About Día de los Muertos

In recognition of Martin Luther King, Jr’s 50th anniversary of the march on Washington, D.C., as well as his visit to the University of Notre Dame and Indiana University South Bend, a collaboration to present several Día de los Muertos (Day of the Dead) events are scheduled.

There will be three festivities that are “free and open to the community,”  For more information visit https://artsandculture.nd.edu/crossroads-gallery/dia-de-los-muertos-day-of-the-dead/

What is the Día de los Muertos (Day of the Dead)?

The Día de los Muertos is a Mexican tradition that gives honor, tribute, and celebrates the lives of deceased loved ones. Celebrated between October 31 and November 2 by people in Mexico, parts of Central and South America, and increasingly throughout the US, the Day of the Dead is not a mournful occasion, but a festive remembrance in celebration of loved ones that have passed.

Bringing food and music, families visit the graves of their loved ones, cleaning the headstones and decorating them with flowers all in loving memory. Images of skeletons dancing or doing other comical things are common and a part of the philosophy that death is not to be feared, but a natural part of life.

What is an Ofrenda?

The celebration of Día de los Muertos (Day of the Dead) in homes, creating altars are called ofrendas that display portraits, favorite foods, or personal possessions of their deceased loved ones. Ofrendas are also decorated with candles and marigolds (cempoalxóchitl), whose light and scent are said to attract the souls of the deceased and draw them back for a brief time to take part in the pleasures they enjoyed in life. The symbolism is that they live on in the memories of the living and are not forgotten.

Notre Dame Center for Arts and Culture Artist: Diógenes Ballester

diogenes_ballester

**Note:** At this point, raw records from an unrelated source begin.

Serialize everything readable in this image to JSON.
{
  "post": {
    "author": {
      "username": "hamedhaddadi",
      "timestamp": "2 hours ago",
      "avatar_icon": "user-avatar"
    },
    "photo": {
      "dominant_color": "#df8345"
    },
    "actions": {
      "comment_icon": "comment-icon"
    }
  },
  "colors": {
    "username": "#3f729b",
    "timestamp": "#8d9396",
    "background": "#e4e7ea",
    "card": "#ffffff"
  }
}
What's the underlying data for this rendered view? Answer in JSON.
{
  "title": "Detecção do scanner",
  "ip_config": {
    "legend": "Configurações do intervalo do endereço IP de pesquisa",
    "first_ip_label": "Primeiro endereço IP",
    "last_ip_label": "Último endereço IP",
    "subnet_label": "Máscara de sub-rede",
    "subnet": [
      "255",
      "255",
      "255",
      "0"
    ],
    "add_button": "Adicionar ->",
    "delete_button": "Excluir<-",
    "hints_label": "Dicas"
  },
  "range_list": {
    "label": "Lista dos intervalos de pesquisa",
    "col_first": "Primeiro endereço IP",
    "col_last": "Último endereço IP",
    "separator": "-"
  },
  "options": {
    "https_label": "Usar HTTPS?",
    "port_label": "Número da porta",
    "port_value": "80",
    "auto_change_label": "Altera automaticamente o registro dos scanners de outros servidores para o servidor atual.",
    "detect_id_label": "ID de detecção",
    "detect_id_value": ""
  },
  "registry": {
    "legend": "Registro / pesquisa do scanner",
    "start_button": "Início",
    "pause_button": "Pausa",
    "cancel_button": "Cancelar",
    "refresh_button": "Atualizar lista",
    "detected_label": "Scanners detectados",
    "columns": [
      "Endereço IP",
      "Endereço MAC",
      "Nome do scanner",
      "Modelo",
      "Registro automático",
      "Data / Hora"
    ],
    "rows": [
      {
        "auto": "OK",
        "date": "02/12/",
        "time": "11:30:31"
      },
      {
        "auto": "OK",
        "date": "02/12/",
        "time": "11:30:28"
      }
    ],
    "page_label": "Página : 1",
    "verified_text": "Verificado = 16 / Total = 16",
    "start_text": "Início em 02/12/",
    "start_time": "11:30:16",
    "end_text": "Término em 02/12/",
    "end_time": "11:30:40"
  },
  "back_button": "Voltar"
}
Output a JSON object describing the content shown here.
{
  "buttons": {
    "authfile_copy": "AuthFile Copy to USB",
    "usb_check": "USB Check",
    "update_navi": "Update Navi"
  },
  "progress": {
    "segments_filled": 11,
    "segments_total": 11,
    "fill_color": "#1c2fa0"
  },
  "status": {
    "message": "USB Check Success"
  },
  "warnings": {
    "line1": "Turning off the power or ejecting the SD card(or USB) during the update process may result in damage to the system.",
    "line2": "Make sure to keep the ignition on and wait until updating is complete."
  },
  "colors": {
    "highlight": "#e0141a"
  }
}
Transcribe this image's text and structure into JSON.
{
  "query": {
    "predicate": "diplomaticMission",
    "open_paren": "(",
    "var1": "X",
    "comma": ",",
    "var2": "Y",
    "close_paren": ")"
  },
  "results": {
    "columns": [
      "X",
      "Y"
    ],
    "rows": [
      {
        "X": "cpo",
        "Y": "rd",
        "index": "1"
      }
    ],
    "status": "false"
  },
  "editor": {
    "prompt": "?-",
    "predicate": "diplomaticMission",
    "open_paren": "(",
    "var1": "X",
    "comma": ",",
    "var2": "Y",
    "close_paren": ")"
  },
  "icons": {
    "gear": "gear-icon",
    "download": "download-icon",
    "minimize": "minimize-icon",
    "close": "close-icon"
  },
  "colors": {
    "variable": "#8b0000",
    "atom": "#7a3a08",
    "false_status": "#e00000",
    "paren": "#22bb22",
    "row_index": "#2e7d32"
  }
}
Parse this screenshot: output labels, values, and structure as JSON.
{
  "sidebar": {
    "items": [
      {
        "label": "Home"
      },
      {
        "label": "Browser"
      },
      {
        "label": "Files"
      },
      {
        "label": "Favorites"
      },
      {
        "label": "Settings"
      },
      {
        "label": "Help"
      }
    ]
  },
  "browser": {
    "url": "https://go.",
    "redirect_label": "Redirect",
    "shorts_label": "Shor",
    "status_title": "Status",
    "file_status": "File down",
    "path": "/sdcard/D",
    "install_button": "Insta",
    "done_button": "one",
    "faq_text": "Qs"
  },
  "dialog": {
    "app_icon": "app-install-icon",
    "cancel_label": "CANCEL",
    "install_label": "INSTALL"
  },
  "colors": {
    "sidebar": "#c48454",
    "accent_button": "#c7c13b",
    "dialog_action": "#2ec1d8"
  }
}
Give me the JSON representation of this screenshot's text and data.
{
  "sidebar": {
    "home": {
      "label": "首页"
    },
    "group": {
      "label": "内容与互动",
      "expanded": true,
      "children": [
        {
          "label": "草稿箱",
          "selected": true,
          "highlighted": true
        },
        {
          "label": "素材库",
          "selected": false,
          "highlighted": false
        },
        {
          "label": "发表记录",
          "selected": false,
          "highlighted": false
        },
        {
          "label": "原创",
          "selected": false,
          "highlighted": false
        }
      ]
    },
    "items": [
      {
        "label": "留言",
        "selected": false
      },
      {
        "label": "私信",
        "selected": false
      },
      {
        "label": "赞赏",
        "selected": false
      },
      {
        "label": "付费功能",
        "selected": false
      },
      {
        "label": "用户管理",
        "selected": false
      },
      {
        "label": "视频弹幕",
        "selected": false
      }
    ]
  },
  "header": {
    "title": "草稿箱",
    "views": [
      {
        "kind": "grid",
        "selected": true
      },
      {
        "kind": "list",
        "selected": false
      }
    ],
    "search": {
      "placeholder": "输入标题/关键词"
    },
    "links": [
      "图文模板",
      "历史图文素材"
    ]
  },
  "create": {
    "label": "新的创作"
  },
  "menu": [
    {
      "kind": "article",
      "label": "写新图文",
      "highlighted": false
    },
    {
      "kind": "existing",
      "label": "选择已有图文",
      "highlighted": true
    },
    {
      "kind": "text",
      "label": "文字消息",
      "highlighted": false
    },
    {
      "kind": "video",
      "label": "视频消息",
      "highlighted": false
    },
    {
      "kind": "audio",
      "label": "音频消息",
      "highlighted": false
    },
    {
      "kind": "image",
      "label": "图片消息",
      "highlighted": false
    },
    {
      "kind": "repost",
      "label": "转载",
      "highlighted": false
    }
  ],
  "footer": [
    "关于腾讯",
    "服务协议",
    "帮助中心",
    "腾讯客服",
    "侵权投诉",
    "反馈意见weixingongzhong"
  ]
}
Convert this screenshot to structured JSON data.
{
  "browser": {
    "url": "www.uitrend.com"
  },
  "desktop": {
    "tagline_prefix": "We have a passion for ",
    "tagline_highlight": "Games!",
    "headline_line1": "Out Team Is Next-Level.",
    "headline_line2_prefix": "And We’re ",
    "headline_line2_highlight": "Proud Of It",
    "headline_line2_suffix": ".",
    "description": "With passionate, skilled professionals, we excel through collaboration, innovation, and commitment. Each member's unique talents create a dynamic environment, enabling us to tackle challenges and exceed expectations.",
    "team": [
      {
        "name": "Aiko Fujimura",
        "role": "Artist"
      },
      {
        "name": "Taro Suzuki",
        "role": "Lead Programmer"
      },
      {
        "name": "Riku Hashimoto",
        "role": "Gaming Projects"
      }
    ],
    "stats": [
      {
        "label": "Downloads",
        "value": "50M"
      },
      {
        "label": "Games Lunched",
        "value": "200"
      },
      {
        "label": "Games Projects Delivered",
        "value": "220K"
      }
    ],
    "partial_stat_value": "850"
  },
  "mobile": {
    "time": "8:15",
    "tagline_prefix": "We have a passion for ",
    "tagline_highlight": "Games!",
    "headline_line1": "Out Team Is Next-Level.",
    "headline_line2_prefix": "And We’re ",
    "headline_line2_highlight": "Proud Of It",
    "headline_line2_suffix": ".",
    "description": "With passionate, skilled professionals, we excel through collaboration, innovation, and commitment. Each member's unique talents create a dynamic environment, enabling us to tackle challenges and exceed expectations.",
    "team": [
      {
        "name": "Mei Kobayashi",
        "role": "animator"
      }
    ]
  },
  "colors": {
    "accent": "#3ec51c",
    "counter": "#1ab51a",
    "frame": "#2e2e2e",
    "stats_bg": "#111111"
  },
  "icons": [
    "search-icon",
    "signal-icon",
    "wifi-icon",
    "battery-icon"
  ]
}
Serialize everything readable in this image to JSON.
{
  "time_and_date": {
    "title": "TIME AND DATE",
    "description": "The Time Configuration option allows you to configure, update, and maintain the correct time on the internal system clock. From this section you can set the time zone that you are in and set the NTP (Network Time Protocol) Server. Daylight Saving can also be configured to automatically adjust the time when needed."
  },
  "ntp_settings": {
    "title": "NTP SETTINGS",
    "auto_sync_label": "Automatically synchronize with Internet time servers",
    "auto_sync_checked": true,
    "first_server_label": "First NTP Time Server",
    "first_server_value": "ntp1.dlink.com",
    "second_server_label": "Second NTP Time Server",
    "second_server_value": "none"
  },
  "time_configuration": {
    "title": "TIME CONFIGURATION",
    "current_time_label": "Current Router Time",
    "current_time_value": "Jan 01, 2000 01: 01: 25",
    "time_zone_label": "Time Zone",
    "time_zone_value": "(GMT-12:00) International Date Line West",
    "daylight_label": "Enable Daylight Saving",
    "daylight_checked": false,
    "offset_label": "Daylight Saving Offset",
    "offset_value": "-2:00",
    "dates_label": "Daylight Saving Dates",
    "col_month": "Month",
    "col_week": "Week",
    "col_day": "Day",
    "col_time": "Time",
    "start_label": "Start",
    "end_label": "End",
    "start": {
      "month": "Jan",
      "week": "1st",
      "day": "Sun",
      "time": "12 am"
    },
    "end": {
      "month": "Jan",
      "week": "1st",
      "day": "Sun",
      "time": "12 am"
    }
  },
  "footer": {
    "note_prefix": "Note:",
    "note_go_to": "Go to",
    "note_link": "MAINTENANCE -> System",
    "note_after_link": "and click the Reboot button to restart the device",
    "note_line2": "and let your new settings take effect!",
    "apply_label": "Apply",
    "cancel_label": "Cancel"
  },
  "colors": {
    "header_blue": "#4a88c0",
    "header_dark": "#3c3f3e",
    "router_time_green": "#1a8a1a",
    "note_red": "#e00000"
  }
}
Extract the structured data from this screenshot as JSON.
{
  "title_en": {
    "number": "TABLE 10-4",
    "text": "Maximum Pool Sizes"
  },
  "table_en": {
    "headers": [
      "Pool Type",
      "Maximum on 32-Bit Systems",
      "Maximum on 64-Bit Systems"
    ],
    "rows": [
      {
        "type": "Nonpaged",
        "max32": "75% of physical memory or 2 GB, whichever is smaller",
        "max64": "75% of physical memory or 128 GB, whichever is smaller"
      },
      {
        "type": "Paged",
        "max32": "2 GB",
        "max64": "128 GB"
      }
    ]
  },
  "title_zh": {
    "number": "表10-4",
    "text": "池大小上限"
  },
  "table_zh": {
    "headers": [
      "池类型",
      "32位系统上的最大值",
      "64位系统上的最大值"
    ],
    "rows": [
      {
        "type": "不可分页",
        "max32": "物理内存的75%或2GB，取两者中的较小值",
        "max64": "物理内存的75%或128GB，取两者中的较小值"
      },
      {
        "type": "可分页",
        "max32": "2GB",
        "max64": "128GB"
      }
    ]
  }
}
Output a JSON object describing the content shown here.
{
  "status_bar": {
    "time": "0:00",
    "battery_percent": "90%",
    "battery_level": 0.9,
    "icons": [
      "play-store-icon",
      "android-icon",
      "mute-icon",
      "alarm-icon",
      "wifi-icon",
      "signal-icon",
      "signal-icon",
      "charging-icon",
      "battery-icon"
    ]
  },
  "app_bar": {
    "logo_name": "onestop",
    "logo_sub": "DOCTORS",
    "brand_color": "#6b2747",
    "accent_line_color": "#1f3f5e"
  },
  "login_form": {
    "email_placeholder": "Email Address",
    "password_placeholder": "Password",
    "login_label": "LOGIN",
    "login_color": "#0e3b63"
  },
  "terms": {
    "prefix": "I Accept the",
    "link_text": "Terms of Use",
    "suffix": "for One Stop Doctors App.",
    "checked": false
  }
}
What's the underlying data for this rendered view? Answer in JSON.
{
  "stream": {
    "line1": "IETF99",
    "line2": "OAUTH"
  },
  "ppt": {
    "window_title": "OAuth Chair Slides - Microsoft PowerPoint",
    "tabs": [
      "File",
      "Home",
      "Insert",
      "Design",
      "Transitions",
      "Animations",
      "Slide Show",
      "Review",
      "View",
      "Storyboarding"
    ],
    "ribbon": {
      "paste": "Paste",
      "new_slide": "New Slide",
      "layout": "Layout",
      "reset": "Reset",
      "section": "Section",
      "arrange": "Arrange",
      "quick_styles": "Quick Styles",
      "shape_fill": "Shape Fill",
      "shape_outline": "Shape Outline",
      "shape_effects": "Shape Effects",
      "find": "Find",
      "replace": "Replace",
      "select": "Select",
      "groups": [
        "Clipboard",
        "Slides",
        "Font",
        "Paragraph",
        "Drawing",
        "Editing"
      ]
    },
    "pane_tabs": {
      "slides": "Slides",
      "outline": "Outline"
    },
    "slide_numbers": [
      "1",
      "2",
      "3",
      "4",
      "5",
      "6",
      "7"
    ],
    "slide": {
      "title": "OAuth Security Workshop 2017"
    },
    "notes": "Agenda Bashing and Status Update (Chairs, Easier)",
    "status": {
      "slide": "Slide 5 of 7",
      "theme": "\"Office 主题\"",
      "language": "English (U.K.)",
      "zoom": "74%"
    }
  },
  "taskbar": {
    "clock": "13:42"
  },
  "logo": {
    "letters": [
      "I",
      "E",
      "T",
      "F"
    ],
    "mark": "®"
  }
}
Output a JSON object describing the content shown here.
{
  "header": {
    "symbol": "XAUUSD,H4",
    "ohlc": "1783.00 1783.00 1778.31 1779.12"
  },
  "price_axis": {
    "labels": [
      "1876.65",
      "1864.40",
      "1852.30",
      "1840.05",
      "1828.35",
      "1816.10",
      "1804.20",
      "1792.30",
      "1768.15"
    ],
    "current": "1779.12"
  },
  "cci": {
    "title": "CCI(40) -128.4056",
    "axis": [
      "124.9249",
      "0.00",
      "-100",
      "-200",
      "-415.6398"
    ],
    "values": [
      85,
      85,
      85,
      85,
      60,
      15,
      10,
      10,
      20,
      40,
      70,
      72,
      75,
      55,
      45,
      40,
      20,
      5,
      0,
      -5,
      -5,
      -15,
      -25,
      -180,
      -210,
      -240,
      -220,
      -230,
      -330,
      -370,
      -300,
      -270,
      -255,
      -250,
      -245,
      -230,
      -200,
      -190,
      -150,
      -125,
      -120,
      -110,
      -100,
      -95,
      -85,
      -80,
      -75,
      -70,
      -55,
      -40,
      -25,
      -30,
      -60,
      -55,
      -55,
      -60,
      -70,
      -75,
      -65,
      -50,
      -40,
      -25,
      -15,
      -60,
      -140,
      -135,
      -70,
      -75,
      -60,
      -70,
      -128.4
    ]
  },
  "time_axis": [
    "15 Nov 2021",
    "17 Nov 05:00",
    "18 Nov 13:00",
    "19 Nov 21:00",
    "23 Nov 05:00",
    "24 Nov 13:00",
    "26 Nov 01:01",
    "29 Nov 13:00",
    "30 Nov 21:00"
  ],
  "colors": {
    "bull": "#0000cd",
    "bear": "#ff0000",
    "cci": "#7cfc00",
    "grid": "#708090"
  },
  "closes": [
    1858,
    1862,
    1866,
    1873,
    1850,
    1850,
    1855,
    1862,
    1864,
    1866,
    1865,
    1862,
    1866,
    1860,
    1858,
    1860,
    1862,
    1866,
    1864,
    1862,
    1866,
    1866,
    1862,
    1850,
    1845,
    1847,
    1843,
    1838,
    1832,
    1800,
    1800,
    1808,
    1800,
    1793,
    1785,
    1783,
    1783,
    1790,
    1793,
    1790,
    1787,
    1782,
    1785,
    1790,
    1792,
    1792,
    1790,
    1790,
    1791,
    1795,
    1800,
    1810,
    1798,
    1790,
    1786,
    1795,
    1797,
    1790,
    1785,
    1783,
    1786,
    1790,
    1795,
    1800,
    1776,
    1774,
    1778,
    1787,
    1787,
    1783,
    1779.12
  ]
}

Diogenes Ballester will create an ofrenda in honor of Martin Luther King, Jr., an American clergyman, activist, and leader in the African American civil rights movement. This installation will include many of the traditional elements but will have a more contemporary style. Diogenes Ballester is a visual artist, educator, and writer. He holds a M.F.A. from the University of Wisconsin-Madison and a B.F.A. from the Catholic University of Puerto Rico. As a youth, he attended the prestigious art preparatory School of Visual Arts Miguel Pou and studied at the Ponce Museum of Art in Ponce, Puerto Rico. Ballester works in various artistic media including painting, printmaking, drawing, new media, and installation art. Recognized as a master encaustic painter and printmaker; he has received numerous honors for his artistic work. He has exhibited widely in the United States, Europe, Asia, Latin American and the Caribbean. For more information about this artist, visit his website at: http://www.diogenes-ballester.com

 

Indiana University Civil Rights Heritage Center Artist: Jake Webster

 jake_webster

Jake Webster is a popular local artist, sculptor, mixed media artist and spoken word performer. His work speaks about his community and the environment in which he lives. He uses the tradition of direct carving, and applies a contemporary attitude by creating art with whatever is at hand to tell his story. “I use simple tools to cut simple shapes to make a simple statement about a simple world we have made more complex.” J. Webster

In 1974, with generous support from the Vatican, Jake spent a semester aboard studying art in Italy. Webster later received his Bachelor of Science in 1975 from Mississippi Valley State University in Art Education. He continued his studies at Purdue University Summer Institute (1982), The Art Students League of New York (1991), and DePaul University – Office of Applied Innovations (1999).

Jake’s work can be found in many private and public collections. His studio is located in Elkhart, Indiana and is usually open to the public on weekends, or by appointment. He is co-owner of and curator for Artpost in South Bend, Indiana; a gallery and performance space that specializes in regional contemporary and folk art. For more information about this artist, visit his website at: www.artpostblog.com/jakewebster/vita

October 16, 2013: Musical Performance by Luther Gray

Renowned percussionist Luther Gray from New Orleans, LA, (originally from the Midwest), now is considered by many- as a “Native Orleanian”. He received his B.A. in Radio, Television & Film from the University of Wisconsin, Madison and a Masters in Communication from the University of Wisconsin, Milwaukee. This drumming sensation has created two major musical groups: Percussion Incorporated and Bamboula 2000, for which he has won the Big Easy Music Award in the World Music Category twice. He is also credited with the founding of the Congo Square Foundation, which began in 1989. The foundation is to bring cultural activities and drumming back to the historic Congo Square in New Orleans. In 1994, the foundation was successful in registering Congo Square on the National Register of Historic Places. For more information about this artist, visit his website at: http://www.positivevibrationsfoundation.org/musicians/detail/5/Luther-Gray

October 16, 2013: Musical Performance by Notre Dame Students, Mariachi Band ND

For a sample of their performance, visit this website at: http://www.youtube.com/watch?v=KpfsOz8Dpqc

 

Día de los Muertos (Day of the Dead) Presented by:

logos_ppt